Review Summary: An album which helped to kick-start the groove metal revolution, while staying true to its thrash roots at the same time.10 of 10 thought this review was well written
1990 was perhaps the last year that bred many of thrash metal’s finest releases. The groove/nu metal revolution was really taking a hold of the metal scene after this year, with the likes of Megadeth and Metallica heading into dangerous pop/metal territory, Sepultura embracing the groove scene, and many other legendary thrash bands just simply stopped producing good albums. However there were still a few true thrash bands producing quality albums, such as Sadus and Demolition Hammer, but for the most part, thrash had dried up completely.
One band that fused groove metal with thrash metal was New Orleans band Exhorder. Exhorder are often compared to Pantera, but with a more thrash orientated sound, and we won’t find this more prevalent in any aspect of the band than the vocals.
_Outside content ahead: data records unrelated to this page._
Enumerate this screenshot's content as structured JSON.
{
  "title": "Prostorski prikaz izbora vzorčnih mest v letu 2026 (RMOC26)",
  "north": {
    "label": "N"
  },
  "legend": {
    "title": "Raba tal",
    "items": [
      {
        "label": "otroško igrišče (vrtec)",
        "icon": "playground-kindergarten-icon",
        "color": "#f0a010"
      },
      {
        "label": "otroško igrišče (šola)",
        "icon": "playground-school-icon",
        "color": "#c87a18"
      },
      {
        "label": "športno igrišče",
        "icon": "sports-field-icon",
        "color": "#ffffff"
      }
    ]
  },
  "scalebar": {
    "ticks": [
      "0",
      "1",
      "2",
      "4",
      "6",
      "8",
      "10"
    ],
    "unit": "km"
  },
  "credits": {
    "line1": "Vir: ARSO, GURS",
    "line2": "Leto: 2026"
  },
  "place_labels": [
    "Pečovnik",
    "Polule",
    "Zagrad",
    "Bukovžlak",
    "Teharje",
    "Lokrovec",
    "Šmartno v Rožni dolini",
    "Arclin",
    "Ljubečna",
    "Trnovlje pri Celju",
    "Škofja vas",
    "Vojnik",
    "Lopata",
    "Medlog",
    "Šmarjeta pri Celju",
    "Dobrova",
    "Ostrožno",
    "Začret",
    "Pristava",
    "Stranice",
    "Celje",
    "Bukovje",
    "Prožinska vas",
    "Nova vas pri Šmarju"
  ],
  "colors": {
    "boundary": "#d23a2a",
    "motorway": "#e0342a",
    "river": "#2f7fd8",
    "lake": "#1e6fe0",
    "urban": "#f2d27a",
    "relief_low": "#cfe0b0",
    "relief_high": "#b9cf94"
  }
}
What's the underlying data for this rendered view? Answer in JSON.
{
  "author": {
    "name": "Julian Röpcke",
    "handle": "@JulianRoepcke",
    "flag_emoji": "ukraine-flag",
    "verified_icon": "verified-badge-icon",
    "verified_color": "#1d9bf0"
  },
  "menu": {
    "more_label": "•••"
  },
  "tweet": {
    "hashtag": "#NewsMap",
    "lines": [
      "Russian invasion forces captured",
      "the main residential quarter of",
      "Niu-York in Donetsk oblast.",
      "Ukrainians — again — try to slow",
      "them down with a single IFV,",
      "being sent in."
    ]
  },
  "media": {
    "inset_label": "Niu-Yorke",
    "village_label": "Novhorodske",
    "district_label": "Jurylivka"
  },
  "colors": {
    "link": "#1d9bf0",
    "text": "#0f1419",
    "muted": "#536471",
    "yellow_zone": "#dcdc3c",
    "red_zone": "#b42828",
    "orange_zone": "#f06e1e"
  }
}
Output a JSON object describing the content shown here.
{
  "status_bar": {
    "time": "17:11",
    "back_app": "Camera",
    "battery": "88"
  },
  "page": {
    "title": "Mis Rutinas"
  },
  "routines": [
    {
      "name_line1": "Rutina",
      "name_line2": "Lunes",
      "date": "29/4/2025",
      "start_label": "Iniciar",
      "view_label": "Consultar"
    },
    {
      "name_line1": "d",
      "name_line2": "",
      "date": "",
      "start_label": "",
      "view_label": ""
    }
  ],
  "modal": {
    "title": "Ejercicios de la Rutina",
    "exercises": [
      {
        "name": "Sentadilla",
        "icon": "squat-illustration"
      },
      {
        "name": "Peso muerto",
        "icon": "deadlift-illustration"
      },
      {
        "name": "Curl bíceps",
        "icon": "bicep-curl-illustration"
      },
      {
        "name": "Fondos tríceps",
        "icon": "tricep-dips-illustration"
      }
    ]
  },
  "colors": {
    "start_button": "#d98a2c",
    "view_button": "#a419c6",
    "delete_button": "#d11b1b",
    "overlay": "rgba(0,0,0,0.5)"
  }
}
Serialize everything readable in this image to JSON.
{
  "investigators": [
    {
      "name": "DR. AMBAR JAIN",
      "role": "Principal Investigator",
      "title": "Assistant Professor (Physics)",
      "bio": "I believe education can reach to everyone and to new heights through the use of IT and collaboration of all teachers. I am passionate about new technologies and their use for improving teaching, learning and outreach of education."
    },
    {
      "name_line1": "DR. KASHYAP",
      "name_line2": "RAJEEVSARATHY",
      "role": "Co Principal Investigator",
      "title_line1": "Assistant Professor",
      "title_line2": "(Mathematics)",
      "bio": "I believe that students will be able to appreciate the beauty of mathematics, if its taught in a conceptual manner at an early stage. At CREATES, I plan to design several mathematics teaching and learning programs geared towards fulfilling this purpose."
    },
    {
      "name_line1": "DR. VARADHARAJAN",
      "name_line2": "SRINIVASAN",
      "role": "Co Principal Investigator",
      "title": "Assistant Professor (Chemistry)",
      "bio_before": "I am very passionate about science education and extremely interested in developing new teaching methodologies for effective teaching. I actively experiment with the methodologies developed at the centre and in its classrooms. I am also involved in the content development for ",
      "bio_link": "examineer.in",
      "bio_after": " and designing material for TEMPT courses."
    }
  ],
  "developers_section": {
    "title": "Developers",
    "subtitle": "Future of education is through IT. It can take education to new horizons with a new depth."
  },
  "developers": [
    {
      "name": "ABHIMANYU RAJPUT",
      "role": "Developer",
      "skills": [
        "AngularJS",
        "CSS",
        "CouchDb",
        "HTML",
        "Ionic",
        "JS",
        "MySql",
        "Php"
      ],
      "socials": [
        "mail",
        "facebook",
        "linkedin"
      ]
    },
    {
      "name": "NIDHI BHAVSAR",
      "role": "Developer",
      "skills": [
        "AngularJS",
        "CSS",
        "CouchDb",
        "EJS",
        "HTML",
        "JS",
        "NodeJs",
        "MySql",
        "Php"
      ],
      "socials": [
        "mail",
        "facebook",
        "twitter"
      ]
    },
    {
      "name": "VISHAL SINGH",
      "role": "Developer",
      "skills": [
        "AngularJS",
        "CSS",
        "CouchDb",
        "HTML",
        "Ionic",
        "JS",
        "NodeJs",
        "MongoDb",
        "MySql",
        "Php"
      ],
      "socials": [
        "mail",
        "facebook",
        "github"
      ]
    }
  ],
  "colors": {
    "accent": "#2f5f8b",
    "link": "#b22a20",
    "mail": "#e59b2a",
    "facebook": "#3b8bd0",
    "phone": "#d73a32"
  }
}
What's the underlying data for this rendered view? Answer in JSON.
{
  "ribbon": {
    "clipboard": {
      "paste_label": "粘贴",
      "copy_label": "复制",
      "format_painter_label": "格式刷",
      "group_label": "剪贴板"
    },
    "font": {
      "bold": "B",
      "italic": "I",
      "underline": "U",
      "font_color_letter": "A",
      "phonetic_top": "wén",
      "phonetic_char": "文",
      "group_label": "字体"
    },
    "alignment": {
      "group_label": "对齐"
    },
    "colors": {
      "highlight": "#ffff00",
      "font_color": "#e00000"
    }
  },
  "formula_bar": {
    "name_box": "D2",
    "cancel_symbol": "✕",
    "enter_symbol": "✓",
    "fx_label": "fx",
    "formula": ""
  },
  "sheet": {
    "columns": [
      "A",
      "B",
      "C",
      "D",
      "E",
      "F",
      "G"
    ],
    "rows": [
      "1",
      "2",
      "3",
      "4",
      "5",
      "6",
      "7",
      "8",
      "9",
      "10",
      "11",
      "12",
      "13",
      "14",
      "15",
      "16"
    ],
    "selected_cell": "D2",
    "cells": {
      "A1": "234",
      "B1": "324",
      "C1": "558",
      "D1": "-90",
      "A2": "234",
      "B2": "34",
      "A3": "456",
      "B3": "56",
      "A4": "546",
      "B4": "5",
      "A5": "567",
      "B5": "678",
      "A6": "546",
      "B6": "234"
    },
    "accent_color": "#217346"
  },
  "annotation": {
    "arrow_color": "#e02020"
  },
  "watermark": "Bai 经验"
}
Vocalist Kyle Thomas sounds exactly like Pantera’s Phil Anselmo, but adopts a slightly more monotonous and up-tempo style, which really fits in with the music. He isn’t the best vocalist in the world but he gets the job done.
Just like most other thrash albums, Slaughter in the Vatican relies on the pure riffing power of guitarists Jay Ceravolo and Vinnie LaBella. The riffs on this album are some of the best to be showcased in the genre, and the thick production certainly helps them sound heavier. The solos are usually played at a typical break-neck speed, which is also not unlike the drumming, which, for the most part, utilizes double bass pedals to set the tempo of the songs.
Indeed, this is possibly one of the heaviest thrash metal albums to be made, and there is hardly any room for melody here. Perhaps it is fitting that the lyrics are very controversial and often blasphemous, gory and/or sadistic. One noticeable thing that I have picked up about this album is the ease of listening; you don’t need to be in a certain mood to listen to it, or set any kind of scene, or approach with an open mind. It’s the type of album that you can just listen to at any time and still find enjoyment. I believe this is largely down to the running time of the songs and the album itself; most songs are longer than five minutes, yet they never drag on or become boring. Pair this with the fact that there are only eight songs and the whole album comes to a total of around forty minutes, and it’s definitely a case of quality over quantity.
If there is one criticism I have for this album, it is the fact that there is little variation displayed throughout (although some songs such as Desecrator and The Tragic Period take a slower and slightly more groove-orientated stance), and some songs could perhaps do with more memorable solos or riffs. However, these factors do not detract much from the overall quality.
1990 saw many great or even legendary thrash metal released; Megadeth’s widely considered magnum opus Rust In Peace, Slayer’s Seasons in the Abyss, Kreator’s Coma of Souls, Annihilator’s Never, Neverland and Testament’s Souls of Black, as well as a hugely influential and pioneering groove album that was Cowboys From Hell by Pantera. Exhorder managed to fall in the middle of these two genres, and merged them together seamlessly to make Slaughter in the Vatican, a truly fantastic album, and recommended to all thrash/groove fans.